MHT File Photo
Easton Historic District
Easton, Talbot County
The Easton Historic District is an urban district that covers most of the core of Easton, a town on the Maryland Eastern Shore that has a population of about 7,000. The district contains approximately 900 buildings and structures arranged along a grid pattern of streets and alleys and is primarily residential with the Central Business District located in the western section near the Talbot County Courthouse on Washington Street. Although the town of Easton was founded in the 18th century, the majority of the buildings in the district, which includes the earliest portion of the town, date from the late 19th and early 20th centuries. Less than a dozen buildings are documentable to the 18th century, only about 50 to the early 19th, and somewhat less to the mid 1800s, reflecting an economic decline in the history of this period. These buildings are concentrated primarily along Washington, West, Harrison, Goldsborough, Dover, South, and Aurora Street. The highest proportion of the buildings are of frame construction, dating to the mid 19th to early 20th century. Masonry, mainly brick, construction is found primarily in the 18th and early-19th century buildings, public structures such as churches and government buildings, and the buildings in the predominately commercial area, many of which were originally residential and later converted for commercial use or multipurpose originally. The buildings reflect most of the major stylistic influences that characterize American architecture through the 19th century and into the 20th. The earliest definable style is the Federal which is clearly visible along Washington Street and is generally marked by heavy masonry flat arches. What Greek Revival is present tends to be combined with the Italianate that more or less dominates the fabric in the mid to late part of the century. The Queen Anne mode is the predominate mode of the last third of the 1800s. The early decades of the 20th century are characterized by the Colonial or Georgian Revival style (several excellent examples stand along Washington, Harrison, Hanson, and Aurora Streets below Brooklets Avenue) and bungalows scattered throughout the residential areas to the south of Dover Street and the east of Hanson Street. The decorative fabric is further marked by examples of the Gothic Revival (mainly churches), Second Empire, and Shingle styles. Most of the commercial district, principally rows of adjoining brick structures, was built in the 19th century. There are also several rows of early 20th century storefronts. The majority of 19th century commercial buildings are located on Washington Street by the courthouse and on Dover Street in the first block east of Washington. Early 20th century store rows are located on Dover Street between Aurora and Higgins and on Goldsborough in the block east of Washington Street.

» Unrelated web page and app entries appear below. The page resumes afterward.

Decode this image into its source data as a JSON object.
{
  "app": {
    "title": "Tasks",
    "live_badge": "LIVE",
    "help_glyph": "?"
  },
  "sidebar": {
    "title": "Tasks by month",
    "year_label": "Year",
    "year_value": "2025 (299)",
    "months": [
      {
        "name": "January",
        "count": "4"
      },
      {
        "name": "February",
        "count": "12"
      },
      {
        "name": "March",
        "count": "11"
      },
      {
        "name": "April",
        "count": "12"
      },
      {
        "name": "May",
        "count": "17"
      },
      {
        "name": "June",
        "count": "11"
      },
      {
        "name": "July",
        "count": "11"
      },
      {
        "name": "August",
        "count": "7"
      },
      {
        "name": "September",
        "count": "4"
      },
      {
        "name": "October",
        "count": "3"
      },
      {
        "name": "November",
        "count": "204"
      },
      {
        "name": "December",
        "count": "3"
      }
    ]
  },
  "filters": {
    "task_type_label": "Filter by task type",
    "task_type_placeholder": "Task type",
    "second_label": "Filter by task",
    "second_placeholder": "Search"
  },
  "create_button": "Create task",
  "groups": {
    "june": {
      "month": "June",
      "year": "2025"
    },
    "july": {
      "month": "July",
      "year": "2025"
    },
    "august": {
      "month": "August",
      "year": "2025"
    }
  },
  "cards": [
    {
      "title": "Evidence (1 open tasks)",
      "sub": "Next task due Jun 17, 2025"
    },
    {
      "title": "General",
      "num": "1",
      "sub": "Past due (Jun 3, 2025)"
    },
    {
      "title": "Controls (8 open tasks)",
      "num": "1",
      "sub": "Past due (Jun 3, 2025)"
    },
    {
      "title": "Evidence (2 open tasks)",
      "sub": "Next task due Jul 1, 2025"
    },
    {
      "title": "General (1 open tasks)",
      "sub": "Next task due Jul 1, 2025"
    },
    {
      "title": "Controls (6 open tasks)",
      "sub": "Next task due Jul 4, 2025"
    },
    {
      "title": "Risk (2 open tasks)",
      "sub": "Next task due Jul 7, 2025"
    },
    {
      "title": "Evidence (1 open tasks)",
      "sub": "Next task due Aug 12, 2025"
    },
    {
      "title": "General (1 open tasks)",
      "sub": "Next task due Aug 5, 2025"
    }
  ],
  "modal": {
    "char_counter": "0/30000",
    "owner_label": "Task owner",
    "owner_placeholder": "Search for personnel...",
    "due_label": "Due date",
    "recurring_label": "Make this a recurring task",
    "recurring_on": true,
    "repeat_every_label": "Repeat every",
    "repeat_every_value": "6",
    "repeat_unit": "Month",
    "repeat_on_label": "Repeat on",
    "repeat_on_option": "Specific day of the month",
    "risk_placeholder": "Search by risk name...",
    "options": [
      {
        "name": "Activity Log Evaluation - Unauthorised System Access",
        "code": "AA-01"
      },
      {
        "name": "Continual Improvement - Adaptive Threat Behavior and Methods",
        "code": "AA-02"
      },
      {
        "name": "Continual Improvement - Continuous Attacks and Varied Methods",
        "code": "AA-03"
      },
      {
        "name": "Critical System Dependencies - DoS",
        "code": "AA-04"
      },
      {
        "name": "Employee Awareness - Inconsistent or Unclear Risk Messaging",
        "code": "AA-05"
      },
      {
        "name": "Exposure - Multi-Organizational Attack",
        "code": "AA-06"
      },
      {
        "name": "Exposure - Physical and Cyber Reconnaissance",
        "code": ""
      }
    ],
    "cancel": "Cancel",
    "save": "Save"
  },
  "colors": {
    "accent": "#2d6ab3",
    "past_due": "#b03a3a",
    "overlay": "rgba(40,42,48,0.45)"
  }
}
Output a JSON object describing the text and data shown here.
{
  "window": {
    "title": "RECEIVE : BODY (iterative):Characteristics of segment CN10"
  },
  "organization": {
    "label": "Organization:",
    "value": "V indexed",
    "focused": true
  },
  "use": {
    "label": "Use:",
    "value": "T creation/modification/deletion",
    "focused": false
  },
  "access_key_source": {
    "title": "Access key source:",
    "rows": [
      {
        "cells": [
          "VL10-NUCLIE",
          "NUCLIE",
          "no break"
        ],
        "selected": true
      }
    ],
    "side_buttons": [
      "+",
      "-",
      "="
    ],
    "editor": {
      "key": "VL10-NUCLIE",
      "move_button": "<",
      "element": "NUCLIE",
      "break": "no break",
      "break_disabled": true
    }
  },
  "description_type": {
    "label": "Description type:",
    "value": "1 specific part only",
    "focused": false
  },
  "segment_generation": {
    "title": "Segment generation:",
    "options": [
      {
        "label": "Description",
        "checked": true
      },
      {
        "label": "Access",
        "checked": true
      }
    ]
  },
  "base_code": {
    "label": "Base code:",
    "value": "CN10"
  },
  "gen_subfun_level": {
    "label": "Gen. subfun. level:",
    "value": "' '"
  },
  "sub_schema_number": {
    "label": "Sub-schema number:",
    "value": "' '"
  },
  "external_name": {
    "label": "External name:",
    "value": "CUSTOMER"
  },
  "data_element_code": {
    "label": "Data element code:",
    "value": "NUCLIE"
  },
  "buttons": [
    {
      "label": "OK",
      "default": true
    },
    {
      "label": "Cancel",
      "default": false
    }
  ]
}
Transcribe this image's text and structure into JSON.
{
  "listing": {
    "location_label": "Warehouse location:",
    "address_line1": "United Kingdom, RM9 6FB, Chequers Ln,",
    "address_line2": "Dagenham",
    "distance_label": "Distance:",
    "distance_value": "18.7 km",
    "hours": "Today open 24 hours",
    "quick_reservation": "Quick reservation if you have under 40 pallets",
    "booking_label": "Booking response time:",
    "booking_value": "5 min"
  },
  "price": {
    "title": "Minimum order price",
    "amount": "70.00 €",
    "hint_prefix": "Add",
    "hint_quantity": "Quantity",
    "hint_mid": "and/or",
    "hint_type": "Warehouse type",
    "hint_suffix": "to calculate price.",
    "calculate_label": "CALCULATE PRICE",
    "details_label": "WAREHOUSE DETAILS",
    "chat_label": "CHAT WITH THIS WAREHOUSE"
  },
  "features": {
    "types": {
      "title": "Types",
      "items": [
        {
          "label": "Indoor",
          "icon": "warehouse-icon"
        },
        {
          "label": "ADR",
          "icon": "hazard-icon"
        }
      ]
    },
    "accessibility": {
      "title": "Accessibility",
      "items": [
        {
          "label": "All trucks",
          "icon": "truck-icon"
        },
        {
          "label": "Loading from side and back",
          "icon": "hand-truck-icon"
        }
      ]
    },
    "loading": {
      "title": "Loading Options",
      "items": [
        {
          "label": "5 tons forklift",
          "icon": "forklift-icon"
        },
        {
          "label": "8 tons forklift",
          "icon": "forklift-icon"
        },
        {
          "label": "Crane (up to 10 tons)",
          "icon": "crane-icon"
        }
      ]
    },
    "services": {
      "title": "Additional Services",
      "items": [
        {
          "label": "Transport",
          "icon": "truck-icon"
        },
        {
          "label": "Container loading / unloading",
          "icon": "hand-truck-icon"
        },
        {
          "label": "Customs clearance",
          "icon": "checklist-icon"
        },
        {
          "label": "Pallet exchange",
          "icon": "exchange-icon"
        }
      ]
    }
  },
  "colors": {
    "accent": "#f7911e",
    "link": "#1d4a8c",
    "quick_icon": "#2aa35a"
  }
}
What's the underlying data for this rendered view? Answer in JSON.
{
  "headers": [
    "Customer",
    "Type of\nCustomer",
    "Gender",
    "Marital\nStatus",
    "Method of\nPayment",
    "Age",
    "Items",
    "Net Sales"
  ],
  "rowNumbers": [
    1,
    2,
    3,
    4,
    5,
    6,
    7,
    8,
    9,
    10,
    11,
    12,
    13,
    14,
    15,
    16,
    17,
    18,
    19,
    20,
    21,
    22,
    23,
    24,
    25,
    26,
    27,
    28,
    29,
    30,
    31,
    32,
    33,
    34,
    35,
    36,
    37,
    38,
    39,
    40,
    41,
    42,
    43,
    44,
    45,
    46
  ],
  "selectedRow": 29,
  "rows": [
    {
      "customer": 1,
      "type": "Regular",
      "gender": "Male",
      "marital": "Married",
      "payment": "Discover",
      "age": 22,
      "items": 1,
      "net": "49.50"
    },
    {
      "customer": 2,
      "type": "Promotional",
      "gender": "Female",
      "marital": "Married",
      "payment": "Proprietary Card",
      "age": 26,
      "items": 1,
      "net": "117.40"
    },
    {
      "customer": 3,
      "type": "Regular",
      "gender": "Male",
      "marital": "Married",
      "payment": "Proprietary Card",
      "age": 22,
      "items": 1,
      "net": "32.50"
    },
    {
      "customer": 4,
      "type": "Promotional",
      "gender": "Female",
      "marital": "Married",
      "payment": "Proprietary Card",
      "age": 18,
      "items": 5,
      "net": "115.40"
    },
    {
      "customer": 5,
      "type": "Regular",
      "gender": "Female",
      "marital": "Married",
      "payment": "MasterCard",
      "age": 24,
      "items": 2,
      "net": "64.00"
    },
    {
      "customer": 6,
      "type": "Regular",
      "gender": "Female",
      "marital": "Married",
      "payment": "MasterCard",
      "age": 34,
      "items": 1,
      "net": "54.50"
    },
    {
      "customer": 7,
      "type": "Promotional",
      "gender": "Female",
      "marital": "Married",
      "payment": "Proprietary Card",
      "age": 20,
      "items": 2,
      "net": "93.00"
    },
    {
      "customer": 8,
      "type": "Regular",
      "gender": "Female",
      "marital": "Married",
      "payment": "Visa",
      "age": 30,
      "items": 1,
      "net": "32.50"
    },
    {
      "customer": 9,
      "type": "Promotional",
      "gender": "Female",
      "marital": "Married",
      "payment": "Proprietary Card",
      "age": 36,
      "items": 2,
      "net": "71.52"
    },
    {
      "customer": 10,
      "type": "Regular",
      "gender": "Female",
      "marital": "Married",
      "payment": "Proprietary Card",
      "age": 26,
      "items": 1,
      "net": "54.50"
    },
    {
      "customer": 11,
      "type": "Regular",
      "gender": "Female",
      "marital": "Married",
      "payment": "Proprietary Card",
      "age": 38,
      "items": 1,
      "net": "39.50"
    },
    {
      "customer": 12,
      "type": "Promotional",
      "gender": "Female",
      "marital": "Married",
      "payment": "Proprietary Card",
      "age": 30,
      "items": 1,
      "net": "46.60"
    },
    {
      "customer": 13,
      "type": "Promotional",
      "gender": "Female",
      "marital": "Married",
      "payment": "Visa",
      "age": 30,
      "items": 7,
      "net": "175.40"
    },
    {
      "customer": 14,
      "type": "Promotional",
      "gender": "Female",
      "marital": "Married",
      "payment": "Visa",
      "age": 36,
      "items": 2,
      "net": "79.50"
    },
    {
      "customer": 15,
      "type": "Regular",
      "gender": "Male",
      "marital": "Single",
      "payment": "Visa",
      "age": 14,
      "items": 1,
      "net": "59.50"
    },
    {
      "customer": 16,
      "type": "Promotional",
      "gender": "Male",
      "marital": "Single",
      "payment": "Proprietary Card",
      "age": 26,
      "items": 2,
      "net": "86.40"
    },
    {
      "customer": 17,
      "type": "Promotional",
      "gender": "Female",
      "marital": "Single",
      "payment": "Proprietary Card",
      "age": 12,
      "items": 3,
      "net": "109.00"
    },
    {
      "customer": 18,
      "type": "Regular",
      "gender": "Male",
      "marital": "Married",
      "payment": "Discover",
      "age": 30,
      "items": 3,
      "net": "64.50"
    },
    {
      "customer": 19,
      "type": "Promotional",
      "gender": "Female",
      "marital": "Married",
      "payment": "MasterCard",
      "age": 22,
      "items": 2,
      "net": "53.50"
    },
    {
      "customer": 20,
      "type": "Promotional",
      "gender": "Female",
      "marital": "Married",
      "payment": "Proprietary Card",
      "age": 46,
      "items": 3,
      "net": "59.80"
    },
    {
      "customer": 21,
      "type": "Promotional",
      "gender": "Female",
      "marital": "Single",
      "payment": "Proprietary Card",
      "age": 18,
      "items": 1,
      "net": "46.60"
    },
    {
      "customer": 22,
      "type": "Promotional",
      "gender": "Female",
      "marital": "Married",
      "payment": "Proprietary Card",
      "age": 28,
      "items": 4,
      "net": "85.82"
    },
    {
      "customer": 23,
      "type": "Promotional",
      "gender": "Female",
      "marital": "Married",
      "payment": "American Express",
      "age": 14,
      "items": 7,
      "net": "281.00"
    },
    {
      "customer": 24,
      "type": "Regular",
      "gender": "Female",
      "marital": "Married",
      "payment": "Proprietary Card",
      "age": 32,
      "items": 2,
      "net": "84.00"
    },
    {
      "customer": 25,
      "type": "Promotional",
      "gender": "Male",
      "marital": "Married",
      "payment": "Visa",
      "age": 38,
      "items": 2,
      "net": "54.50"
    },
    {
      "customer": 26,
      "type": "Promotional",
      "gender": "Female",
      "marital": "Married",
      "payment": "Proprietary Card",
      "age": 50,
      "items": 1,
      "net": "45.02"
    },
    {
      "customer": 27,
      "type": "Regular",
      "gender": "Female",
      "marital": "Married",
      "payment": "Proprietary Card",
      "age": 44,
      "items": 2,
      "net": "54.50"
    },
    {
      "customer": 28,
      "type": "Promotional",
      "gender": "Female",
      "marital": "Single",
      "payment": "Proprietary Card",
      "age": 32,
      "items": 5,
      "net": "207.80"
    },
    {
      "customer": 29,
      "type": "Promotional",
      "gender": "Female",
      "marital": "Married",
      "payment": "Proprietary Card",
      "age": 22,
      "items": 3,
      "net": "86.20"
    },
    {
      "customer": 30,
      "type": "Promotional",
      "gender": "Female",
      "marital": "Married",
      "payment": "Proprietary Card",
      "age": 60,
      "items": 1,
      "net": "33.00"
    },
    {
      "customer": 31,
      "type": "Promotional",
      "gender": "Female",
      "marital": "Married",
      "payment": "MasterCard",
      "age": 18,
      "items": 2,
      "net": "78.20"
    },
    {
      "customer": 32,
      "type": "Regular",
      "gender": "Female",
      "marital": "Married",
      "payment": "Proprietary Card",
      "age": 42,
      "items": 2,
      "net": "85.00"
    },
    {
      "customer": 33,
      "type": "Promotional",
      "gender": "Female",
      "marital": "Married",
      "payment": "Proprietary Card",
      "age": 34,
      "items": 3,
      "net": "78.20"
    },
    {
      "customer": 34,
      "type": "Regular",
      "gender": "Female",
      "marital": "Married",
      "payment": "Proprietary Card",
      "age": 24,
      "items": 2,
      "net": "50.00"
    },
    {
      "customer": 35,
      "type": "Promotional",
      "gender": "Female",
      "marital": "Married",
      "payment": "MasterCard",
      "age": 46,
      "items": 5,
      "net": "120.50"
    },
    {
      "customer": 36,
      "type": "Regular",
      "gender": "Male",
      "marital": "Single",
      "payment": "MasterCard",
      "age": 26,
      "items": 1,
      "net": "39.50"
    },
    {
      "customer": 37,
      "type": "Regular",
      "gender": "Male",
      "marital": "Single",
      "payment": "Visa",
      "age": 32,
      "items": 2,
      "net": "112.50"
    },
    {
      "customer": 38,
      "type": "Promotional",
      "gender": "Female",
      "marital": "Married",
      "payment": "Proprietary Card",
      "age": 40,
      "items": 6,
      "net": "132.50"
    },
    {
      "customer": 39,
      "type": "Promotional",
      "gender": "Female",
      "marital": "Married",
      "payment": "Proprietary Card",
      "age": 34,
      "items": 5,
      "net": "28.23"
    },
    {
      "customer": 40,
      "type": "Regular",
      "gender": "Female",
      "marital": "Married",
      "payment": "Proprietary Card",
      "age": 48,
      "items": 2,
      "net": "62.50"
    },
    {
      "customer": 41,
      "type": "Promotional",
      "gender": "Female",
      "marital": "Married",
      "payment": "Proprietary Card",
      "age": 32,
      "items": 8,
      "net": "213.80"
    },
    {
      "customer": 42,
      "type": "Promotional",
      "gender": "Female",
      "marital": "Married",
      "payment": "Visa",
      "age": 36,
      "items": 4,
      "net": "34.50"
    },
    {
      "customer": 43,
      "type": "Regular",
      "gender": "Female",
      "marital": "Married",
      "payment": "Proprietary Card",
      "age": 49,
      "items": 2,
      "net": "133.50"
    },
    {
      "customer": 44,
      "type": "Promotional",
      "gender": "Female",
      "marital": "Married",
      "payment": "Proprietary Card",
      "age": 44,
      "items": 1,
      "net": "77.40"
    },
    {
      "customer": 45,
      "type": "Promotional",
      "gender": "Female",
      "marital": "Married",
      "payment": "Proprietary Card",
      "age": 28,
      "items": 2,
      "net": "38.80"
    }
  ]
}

The Easton Historic District consists of the core of the town of Easton and is significant for the collection of 18th, 19th, and early-20th century buildings which 1) record the development and status of Easton as the governmental, commercial, and social center of Talbot County; 2) include several excellent and well-preserved examples of the major stylistic influences that characterize American architecture up to the early 20th century; and 3) contribute through their juxtaposition and variety of design and materials to several streetscapes that retain the basic environmental qualities associated with life in small urban centers at the turn of the 20th century.